Page and application data records:
===
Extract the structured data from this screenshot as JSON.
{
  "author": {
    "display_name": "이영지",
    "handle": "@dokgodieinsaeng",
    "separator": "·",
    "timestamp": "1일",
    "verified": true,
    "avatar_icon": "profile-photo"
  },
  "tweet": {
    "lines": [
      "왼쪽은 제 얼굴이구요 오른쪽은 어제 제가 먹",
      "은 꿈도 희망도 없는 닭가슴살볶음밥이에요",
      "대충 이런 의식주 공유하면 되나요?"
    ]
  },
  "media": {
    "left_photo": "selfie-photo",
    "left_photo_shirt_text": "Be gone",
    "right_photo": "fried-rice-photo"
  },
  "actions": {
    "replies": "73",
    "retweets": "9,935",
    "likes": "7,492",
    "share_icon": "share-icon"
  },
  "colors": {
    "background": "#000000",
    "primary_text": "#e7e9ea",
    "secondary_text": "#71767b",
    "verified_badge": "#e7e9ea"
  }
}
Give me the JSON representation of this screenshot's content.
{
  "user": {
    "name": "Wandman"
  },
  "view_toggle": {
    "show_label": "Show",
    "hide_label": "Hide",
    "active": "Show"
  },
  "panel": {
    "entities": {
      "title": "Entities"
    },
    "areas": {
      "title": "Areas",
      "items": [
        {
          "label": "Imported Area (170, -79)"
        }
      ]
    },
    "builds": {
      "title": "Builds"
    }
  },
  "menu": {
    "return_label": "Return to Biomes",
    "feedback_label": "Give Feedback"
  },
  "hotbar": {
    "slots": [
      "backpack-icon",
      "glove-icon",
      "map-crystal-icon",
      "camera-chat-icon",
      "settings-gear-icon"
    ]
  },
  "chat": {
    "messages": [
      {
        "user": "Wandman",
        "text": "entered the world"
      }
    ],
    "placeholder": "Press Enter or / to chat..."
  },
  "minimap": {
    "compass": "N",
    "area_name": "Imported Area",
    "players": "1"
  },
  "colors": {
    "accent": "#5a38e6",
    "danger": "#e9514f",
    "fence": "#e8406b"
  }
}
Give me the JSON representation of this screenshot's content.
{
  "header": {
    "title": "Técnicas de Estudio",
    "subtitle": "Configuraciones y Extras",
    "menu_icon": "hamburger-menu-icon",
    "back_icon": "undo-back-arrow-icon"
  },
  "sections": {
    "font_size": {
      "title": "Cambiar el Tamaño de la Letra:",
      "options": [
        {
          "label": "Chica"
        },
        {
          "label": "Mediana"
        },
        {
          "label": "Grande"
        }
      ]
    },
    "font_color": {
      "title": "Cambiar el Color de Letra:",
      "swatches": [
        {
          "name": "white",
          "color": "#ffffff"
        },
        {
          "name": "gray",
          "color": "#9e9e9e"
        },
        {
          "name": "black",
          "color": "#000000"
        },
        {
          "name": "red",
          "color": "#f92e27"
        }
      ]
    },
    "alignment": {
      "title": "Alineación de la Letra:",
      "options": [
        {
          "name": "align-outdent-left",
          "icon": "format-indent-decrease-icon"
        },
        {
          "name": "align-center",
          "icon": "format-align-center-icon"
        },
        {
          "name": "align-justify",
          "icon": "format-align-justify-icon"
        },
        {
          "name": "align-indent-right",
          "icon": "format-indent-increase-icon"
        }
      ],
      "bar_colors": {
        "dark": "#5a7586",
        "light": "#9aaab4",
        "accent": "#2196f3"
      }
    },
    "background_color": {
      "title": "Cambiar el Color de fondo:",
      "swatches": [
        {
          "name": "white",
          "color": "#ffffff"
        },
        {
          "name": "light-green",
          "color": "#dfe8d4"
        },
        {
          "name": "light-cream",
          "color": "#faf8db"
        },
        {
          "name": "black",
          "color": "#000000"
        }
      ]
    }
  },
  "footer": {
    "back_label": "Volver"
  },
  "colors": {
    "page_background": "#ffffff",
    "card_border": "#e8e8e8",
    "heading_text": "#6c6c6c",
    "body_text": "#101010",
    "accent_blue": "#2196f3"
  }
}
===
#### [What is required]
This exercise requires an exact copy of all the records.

#### [Answer area]
Extract the structured data from this screenshot as JSON.
{
  "author": {
    "display_name": "이영지",
    "handle": "@dokgodieinsaeng",
    "separator": "·",
    "timestamp": "1일",
    "verified": true,
    "avatar_icon": "profile-photo"
  },
  "tweet": {
    "lines": [
      "왼쪽은 제 얼굴이구요 오른쪽은 어제 제가 먹",
      "은 꿈도 희망도 없는 닭가슴살볶음밥이에요",
      "대충 이런 의식주 공유하면 되나요?"
    ]
  },
  "media": {
    "left_photo": "selfie-photo",
    "left_photo_shirt_text": "Be gone",
    "right_photo": "fried-rice-photo"
  },
  "actions": {
    "replies": "73",
    "retweets": "9,935",
    "likes": "7,492",
    "share_icon": "share-icon"
  },
  "colors": {
    "background": "#000000",
    "primary_text": "#e7e9ea",
    "secondary_text": "#71767b",
    "verified_badge": "#e7e9ea"
  }
}
Give me the JSON representation of this screenshot's content.
{
  "user": {
    "name": "Wandman"
  },
  "view_toggle": {
    "show_label": "Show",
    "hide_label": "Hide",
    "active": "Show"
  },
  "panel": {
    "entities": {
      "title": "Entities"
    },
    "areas": {
      "title": "Areas",
      "items": [
        {
          "label": "Imported Area (170, -79)"
        }
      ]
    },
    "builds": {
      "title": "Builds"
    }
  },
  "menu": {
    "return_label": "Return to Biomes",
    "feedback_label": "Give Feedback"
  },
  "hotbar": {
    "slots": [
      "backpack-icon",
      "glove-icon",
      "map-crystal-icon",
      "camera-chat-icon",
      "settings-gear-icon"
    ]
  },
  "chat": {
    "messages": [
      {
        "user": "Wandman",
        "text": "entered the world"
      }
    ],
    "placeholder": "Press Enter or / to chat..."
  },
  "minimap": {
    "compass": "N",
    "area_name": "Imported Area",
    "players": "1"
  },
  "colors": {
    "accent": "#5a38e6",
    "danger": "#e9514f",
    "fence": "#e8406b"
  }
}
Give me the JSON representation of this screenshot's content.
{
  "header": {
    "title": "Técnicas de Estudio",
    "subtitle": "Configuraciones y Extras",
    "menu_icon": "hamburger-menu-icon",
    "back_icon": "undo-back-arrow-icon"
  },
  "sections": {
    "font_size": {
      "title": "Cambiar el Tamaño de la Letra:",
      "options": [
        {
          "label": "Chica"
        },
        {
          "label": "Mediana"
        },
        {
          "label": "Grande"
        }
      ]
    },
    "font_color": {
      "title": "Cambiar el Color de Letra:",
      "swatches": [
        {
          "name": "white",
          "color": "#ffffff"
        },
        {
          "name": "gray",
          "color": "#9e9e9e"
        },
        {
          "name": "black",
          "color": "#000000"
        },
        {
          "name": "red",
          "color": "#f92e27"
        }
      ]
    },
    "alignment": {
      "title": "Alineación de la Letra:",
      "options": [
        {
          "name": "align-outdent-left",
          "icon": "format-indent-decrease-icon"
        },
        {
          "name": "align-center",
          "icon": "format-align-center-icon"
        },
        {
          "name": "align-justify",
          "icon": "format-align-justify-icon"
        },
        {
          "name": "align-indent-right",
          "icon": "format-indent-increase-icon"
        }
      ],
      "bar_colors": {
        "dark": "#5a7586",
        "light": "#9aaab4",
        "accent": "#2196f3"
      }
    },
    "background_color": {
      "title": "Cambiar el Color de fondo:",
      "swatches": [
        {
          "name": "white",
          "color": "#ffffff"
        },
        {
          "name": "light-green",
          "color": "#dfe8d4"
        },
        {
          "name": "light-cream",
          "color": "#faf8db"
        },
        {
          "name": "black",
          "color": "#000000"
        }
      ]
    }
  },
  "footer": {
    "back_label": "Volver"
  },
  "colors": {
    "page_background": "#ffffff",
    "card_border": "#e8e8e8",
    "heading_text": "#6c6c6c",
    "body_text": "#101010",
    "accent_blue": "#2196f3"
  }
}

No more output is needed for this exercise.